**Work required**
Copy out the entries exactly, and wherever a picture appears, leave it out.

Items listed in a dataset
____________________

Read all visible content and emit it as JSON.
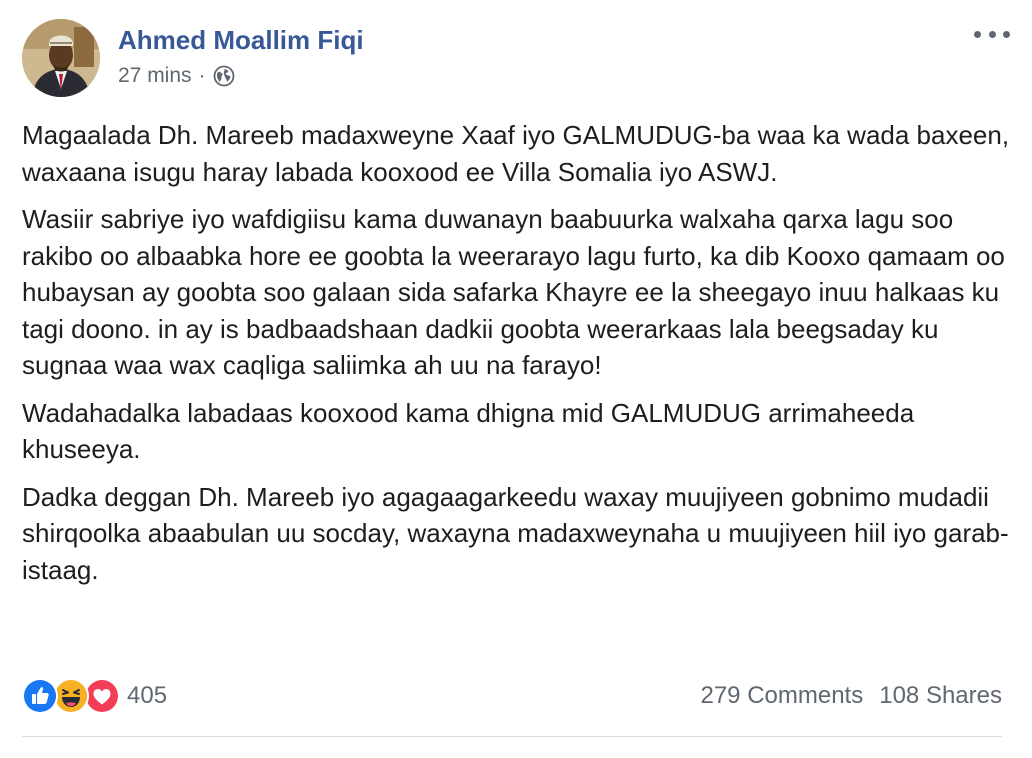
{
  "post": {
    "author": "Ahmed Moallim Fiqi",
    "time": "27 mins",
    "separator": "·",
    "audience_icon": "globe-icon",
    "menu_icon": "more-options-icon",
    "paragraphs": [
      "Magaalada Dh. Mareeb madaxweyne Xaaf iyo GALMUDUG-ba waa ka wada baxeen, waxaana isugu haray labada kooxood ee Villa Somalia iyo ASWJ.",
      "Wasiir sabriye iyo wafdigiisu kama duwanayn baabuurka walxaha qarxa lagu soo rakibo oo albaabka hore ee goobta la weerarayo lagu furto, ka dib Kooxo qamaam oo hubaysan ay goobta soo galaan sida safarka Khayre ee la sheegayo inuu halkaas ku tagi doono. in ay is badbaadshaan dadkii goobta weerarkaas lala beegsaday ku sugnaa waa wax caqliga saliimka ah uu na farayo!",
      "Wadahadalka labadaas kooxood kama dhigna mid GALMUDUG arrimaheeda khuseeya.",
      "Dadka deggan Dh. Mareeb iyo agagaagarkeedu waxay muujiyeen gobnimo mudadii shirqoolka abaabulan uu socday, waxayna madaxweynaha u muujiyeen hiil iyo garab-istaag."
    ]
  },
  "reactions": {
    "icons": [
      "like-icon",
      "haha-icon",
      "love-icon"
    ],
    "count": "405"
  },
  "stats": {
    "comments": "279 Comments",
    "shares": "108 Shares"
  },
  "colors": {
    "author": "#385898",
    "meta": "#606770",
    "like": "#1877f2",
    "haha": "#f7b125",
    "love": "#f33e58"
  }
}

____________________

**Your solution**
Read all visible content and emit it as JSON.
{
  "post": {
    "author": "Ahmed Moallim Fiqi",
    "time": "27 mins",
    "separator": "·",
    "audience_icon": "globe-icon",
    "menu_icon": "more-options-icon",
    "paragraphs": [
      "Magaalada Dh. Mareeb madaxweyne Xaaf iyo GALMUDUG-ba waa ka wada baxeen, waxaana isugu haray labada kooxood ee Villa Somalia iyo ASWJ.",
      "Wasiir sabriye iyo wafdigiisu kama duwanayn baabuurka walxaha qarxa lagu soo rakibo oo albaabka hore ee goobta la weerarayo lagu furto, ka dib Kooxo qamaam oo hubaysan ay goobta soo galaan sida safarka Khayre ee la sheegayo inuu halkaas ku tagi doono. in ay is badbaadshaan dadkii goobta weerarkaas lala beegsaday ku sugnaa waa wax caqliga saliimka ah uu na farayo!",
      "Wadahadalka labadaas kooxood kama dhigna mid GALMUDUG arrimaheeda khuseeya.",
      "Dadka deggan Dh. Mareeb iyo agagaagarkeedu waxay muujiyeen gobnimo mudadii shirqoolka abaabulan uu socday, waxayna madaxweynaha u muujiyeen hiil iyo garab-istaag."
    ]
  },
  "reactions": {
    "icons": [
      "like-icon",
      "haha-icon",
      "love-icon"
    ],
    "count": "405"
  },
  "stats": {
    "comments": "279 Comments",
    "shares": "108 Shares"
  },
  "colors": {
    "author": "#385898",
    "meta": "#606770",
    "like": "#1877f2",
    "haha": "#f7b125",
    "love": "#f33e58"
  }
}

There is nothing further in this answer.